ABOUT THIS EXERCISE: Starting at the line that contains "What's the underlying", return every line through the end of the data exactly, without pictures.

[Data records for software interfaces]
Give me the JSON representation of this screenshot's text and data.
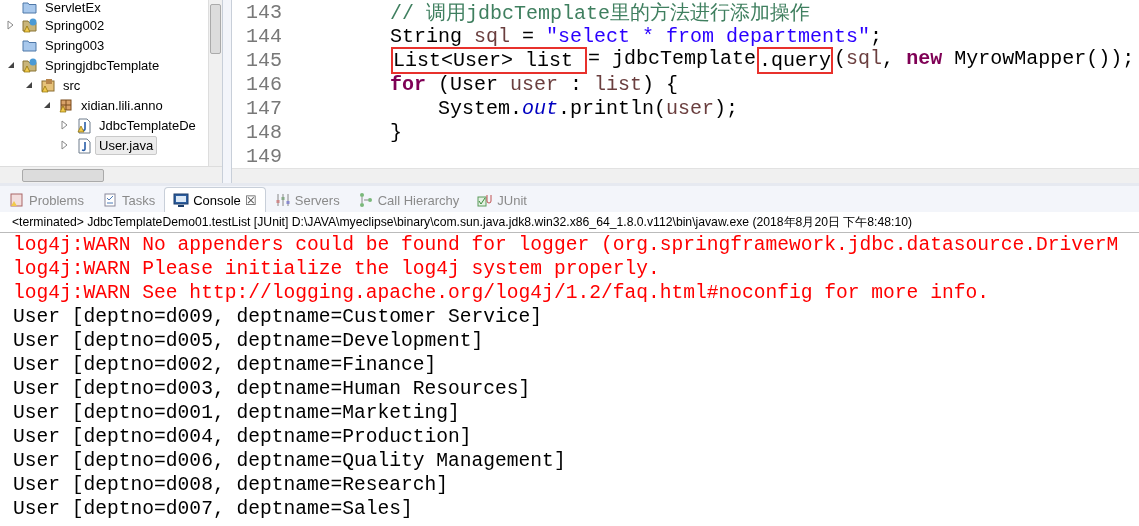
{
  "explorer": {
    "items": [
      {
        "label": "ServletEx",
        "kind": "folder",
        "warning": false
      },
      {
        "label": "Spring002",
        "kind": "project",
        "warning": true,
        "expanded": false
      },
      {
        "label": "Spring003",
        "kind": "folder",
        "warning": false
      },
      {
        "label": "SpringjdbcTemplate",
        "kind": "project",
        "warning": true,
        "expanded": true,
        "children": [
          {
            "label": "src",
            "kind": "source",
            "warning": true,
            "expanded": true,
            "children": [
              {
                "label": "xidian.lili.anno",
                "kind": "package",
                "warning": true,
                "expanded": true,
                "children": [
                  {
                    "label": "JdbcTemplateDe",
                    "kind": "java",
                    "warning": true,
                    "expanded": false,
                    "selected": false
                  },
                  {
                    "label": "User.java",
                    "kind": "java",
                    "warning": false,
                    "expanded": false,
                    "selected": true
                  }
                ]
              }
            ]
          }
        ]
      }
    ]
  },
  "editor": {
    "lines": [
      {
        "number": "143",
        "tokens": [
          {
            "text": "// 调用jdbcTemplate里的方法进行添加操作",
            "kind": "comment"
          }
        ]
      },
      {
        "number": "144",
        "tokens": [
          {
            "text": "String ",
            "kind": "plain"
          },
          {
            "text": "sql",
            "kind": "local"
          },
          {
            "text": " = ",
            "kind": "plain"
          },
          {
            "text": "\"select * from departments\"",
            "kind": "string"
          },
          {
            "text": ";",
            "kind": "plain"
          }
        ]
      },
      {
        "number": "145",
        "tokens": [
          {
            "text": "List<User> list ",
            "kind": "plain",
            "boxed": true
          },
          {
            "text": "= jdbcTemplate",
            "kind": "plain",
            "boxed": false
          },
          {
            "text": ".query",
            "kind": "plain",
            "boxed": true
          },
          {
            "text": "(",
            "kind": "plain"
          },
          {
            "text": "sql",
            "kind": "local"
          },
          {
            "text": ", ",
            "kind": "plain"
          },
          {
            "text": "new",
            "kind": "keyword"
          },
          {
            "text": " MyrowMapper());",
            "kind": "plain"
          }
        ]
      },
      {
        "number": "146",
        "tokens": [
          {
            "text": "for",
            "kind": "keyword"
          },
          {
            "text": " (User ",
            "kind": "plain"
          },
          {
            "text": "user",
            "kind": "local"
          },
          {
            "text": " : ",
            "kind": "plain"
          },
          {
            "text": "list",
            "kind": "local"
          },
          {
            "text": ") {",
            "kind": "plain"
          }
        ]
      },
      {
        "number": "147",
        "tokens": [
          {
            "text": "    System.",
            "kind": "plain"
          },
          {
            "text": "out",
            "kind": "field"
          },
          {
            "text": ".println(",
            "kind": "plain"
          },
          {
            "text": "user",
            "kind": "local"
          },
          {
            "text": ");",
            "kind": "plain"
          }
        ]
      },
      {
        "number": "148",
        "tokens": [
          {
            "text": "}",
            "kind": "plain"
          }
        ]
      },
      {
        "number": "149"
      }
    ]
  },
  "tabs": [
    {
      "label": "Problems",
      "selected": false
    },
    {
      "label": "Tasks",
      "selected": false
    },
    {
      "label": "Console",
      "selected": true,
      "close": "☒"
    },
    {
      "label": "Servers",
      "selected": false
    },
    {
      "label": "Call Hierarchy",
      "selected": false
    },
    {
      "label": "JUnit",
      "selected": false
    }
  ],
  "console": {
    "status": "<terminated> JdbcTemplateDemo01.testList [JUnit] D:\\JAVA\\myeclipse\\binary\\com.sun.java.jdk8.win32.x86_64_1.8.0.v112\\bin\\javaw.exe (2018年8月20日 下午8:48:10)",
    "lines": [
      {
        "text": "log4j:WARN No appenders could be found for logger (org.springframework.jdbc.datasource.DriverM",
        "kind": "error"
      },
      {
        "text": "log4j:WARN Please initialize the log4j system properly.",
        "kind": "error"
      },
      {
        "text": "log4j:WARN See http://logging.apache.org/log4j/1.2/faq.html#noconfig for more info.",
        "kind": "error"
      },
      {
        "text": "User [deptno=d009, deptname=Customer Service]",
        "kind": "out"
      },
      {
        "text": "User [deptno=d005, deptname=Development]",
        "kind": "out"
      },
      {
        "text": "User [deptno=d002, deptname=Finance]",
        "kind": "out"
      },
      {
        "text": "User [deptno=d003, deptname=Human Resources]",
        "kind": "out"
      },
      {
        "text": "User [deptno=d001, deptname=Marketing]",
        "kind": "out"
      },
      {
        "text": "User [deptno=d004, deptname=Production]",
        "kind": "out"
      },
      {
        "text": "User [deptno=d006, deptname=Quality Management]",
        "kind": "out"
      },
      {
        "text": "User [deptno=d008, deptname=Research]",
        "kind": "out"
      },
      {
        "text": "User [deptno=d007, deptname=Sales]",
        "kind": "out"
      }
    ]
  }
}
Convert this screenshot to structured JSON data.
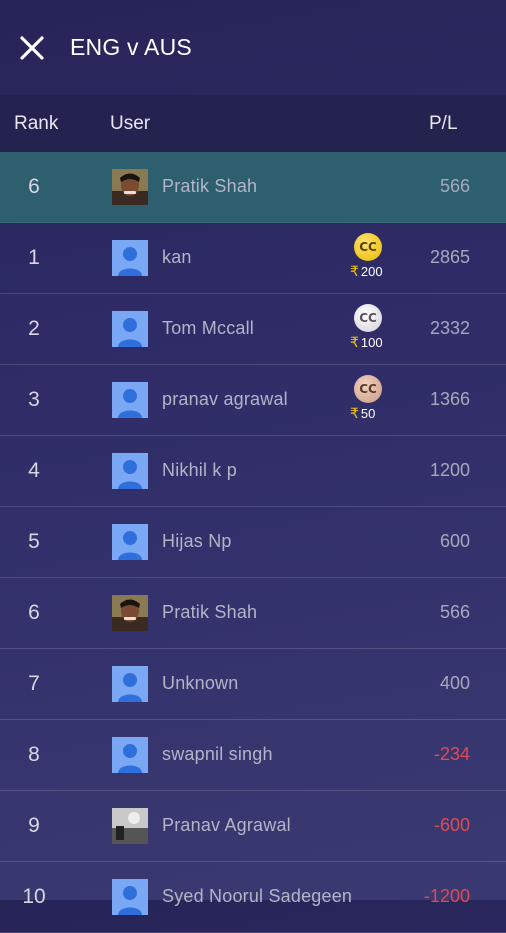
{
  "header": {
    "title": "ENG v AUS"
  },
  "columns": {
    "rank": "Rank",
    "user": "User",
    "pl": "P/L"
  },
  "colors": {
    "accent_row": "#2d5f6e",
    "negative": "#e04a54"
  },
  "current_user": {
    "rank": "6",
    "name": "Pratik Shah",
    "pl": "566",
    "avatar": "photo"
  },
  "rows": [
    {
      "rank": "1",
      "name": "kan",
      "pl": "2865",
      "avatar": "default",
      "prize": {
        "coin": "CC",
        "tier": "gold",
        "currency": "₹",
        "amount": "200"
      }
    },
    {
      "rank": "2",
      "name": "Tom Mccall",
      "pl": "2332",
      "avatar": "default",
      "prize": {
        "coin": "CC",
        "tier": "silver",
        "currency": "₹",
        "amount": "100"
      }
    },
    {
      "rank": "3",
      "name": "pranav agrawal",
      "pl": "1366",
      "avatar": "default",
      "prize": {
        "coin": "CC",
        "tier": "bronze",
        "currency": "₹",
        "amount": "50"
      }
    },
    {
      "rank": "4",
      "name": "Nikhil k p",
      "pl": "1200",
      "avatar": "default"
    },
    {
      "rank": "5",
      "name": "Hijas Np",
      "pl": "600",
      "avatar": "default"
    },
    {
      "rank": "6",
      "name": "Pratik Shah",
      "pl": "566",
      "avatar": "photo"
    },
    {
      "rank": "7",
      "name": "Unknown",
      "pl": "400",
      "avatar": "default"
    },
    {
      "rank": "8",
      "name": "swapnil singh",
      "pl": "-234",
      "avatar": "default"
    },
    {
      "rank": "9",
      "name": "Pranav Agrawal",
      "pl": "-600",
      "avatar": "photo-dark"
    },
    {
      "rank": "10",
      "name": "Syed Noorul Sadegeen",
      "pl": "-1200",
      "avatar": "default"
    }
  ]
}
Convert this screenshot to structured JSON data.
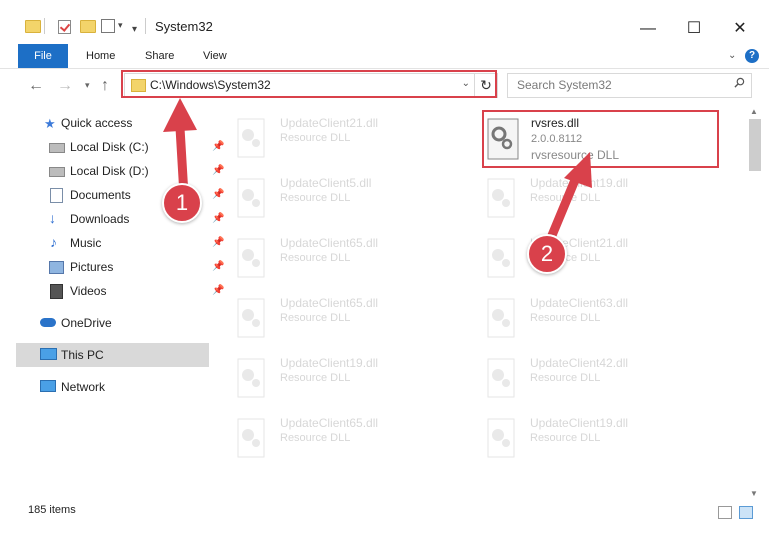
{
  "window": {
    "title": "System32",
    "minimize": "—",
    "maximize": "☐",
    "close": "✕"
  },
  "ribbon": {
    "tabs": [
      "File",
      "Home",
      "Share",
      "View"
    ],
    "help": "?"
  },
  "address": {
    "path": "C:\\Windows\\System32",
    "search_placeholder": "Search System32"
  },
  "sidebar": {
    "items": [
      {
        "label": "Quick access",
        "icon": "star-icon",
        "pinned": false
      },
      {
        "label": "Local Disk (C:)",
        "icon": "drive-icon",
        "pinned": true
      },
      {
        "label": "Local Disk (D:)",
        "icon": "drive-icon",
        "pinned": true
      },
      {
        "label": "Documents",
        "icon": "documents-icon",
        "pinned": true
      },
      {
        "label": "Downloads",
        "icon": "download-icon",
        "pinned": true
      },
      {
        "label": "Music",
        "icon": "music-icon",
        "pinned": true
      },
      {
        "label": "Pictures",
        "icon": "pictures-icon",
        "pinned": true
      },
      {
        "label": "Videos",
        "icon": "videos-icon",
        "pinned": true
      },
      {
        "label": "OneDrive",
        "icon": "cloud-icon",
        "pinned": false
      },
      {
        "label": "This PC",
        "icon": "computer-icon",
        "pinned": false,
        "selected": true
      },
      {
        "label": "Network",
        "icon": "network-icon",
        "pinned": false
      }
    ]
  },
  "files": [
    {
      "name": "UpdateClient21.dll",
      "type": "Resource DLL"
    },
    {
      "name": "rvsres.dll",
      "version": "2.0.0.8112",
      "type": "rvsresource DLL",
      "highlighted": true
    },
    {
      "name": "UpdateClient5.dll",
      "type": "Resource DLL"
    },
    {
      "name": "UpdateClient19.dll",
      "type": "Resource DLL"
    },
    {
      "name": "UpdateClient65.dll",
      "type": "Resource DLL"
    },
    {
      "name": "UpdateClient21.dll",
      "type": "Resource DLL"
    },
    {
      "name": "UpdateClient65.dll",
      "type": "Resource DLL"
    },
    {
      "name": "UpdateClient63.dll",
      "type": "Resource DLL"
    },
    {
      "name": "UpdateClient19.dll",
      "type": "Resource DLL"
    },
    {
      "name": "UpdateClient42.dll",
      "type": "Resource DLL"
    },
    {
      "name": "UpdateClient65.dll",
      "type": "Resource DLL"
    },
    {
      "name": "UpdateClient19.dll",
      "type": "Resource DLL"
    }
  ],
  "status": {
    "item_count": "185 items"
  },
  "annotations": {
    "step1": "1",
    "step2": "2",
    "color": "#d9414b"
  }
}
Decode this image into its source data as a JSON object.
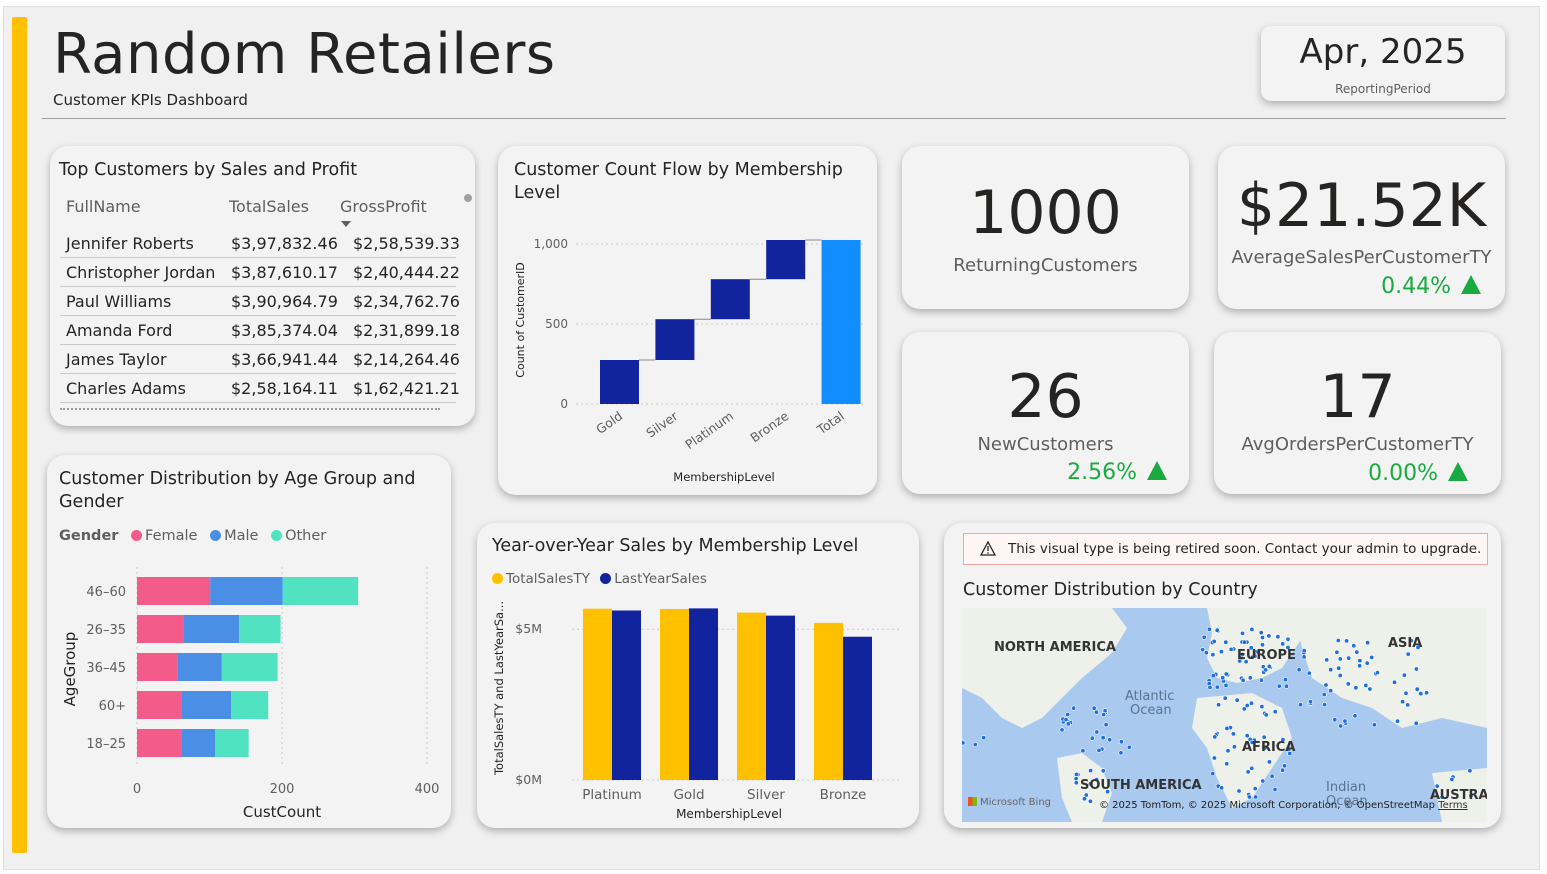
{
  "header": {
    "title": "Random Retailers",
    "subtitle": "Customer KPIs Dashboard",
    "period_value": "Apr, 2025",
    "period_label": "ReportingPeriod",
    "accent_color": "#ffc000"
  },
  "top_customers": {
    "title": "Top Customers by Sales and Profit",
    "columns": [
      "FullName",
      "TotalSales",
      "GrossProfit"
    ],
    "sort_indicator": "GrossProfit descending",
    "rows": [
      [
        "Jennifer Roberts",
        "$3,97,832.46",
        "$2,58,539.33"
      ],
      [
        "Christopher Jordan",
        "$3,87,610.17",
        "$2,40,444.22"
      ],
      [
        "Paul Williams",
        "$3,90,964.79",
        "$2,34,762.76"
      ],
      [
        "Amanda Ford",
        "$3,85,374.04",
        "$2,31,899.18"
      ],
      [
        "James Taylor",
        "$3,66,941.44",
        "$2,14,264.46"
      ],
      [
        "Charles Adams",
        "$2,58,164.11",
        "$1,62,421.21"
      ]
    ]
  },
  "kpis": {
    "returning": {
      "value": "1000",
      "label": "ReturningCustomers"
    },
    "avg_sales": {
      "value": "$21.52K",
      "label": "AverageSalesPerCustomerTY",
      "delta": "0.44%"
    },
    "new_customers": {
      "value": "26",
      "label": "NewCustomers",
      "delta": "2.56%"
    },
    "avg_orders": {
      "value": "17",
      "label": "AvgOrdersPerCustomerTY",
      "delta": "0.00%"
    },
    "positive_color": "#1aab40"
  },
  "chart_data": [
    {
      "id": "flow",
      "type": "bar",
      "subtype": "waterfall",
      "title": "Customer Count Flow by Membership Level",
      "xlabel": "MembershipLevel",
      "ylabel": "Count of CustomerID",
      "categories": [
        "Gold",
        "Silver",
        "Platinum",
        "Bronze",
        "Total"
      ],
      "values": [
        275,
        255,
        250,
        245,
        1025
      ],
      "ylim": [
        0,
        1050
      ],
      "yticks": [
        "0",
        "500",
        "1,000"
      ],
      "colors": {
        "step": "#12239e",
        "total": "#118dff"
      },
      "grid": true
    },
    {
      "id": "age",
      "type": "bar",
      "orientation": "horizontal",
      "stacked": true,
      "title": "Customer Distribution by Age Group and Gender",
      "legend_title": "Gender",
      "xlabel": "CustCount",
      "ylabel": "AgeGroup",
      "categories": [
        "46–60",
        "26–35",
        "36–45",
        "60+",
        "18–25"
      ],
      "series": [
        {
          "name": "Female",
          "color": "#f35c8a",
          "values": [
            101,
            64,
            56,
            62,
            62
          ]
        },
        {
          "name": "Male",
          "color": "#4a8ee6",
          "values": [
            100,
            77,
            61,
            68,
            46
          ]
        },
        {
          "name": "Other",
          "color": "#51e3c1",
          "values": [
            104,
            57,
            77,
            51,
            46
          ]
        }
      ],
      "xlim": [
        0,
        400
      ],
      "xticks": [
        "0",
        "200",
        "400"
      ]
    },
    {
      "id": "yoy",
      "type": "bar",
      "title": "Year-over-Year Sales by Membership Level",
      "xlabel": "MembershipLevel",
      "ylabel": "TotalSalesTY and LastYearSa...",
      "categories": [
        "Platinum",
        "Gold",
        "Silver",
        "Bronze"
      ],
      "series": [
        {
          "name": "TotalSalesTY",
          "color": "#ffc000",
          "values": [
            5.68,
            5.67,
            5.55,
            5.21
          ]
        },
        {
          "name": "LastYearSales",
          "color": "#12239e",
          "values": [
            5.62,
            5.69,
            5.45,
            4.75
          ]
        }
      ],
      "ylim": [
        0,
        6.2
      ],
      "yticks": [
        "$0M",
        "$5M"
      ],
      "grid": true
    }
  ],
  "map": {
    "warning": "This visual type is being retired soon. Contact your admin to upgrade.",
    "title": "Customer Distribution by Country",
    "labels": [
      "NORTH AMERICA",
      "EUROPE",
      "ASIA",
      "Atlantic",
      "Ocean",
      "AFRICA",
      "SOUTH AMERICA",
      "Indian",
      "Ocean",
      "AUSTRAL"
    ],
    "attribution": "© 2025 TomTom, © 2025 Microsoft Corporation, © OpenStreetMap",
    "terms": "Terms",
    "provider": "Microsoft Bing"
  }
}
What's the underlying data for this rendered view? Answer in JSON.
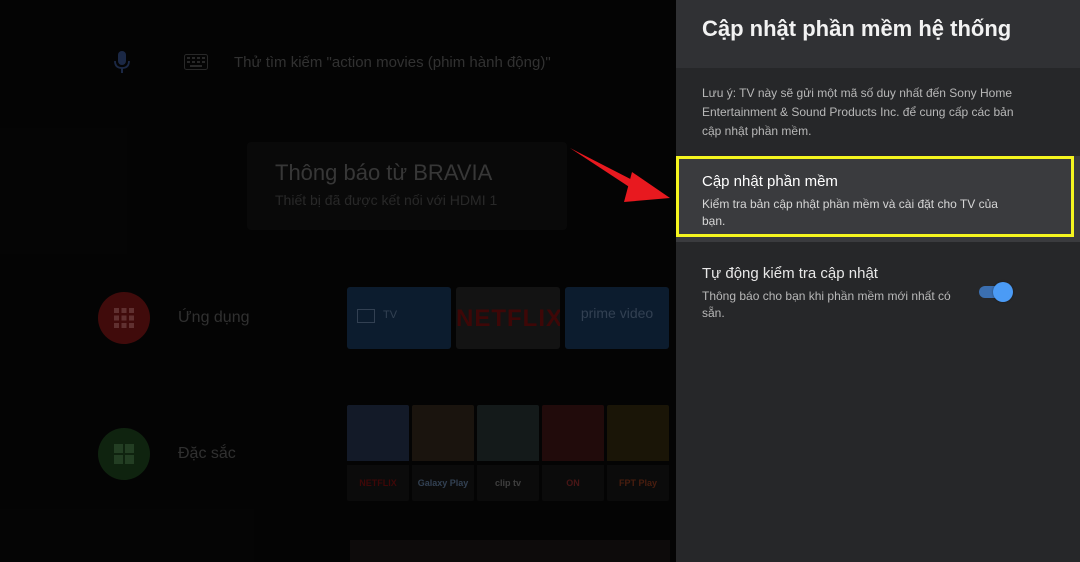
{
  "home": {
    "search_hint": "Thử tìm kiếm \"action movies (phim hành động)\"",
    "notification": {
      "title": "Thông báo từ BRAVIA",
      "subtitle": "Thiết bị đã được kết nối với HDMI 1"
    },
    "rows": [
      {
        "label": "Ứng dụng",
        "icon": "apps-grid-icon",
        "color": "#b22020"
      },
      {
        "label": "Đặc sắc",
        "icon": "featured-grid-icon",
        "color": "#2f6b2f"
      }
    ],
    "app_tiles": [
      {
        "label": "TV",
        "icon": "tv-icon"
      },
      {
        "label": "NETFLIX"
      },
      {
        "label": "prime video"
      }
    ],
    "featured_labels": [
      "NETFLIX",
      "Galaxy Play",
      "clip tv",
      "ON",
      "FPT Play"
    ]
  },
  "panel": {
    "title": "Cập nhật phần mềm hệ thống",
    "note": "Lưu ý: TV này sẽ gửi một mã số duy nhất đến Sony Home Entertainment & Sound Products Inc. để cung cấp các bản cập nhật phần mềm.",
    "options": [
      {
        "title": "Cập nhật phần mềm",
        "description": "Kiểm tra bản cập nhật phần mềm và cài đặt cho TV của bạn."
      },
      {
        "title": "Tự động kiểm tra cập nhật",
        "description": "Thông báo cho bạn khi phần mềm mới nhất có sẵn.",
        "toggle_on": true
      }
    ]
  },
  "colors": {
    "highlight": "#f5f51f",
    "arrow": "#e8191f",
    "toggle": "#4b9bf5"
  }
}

RESULT FOR THIS TASK:
What's the underlying data for this rendered view? Answer in JSON.
{
  "home": {
    "search_hint": "Thử tìm kiếm \"action movies (phim hành động)\"",
    "notification": {
      "title": "Thông báo từ BRAVIA",
      "subtitle": "Thiết bị đã được kết nối với HDMI 1"
    },
    "rows": [
      {
        "label": "Ứng dụng",
        "icon": "apps-grid-icon",
        "color": "#b22020"
      },
      {
        "label": "Đặc sắc",
        "icon": "featured-grid-icon",
        "color": "#2f6b2f"
      }
    ],
    "app_tiles": [
      {
        "label": "TV",
        "icon": "tv-icon"
      },
      {
        "label": "NETFLIX"
      },
      {
        "label": "prime video"
      }
    ],
    "featured_labels": [
      "NETFLIX",
      "Galaxy Play",
      "clip tv",
      "ON",
      "FPT Play"
    ]
  },
  "panel": {
    "title": "Cập nhật phần mềm hệ thống",
    "note": "Lưu ý: TV này sẽ gửi một mã số duy nhất đến Sony Home Entertainment & Sound Products Inc. để cung cấp các bản cập nhật phần mềm.",
    "options": [
      {
        "title": "Cập nhật phần mềm",
        "description": "Kiểm tra bản cập nhật phần mềm và cài đặt cho TV của bạn."
      },
      {
        "title": "Tự động kiểm tra cập nhật",
        "description": "Thông báo cho bạn khi phần mềm mới nhất có sẵn.",
        "toggle_on": true
      }
    ]
  },
  "colors": {
    "highlight": "#f5f51f",
    "arrow": "#e8191f",
    "toggle": "#4b9bf5"
  }
}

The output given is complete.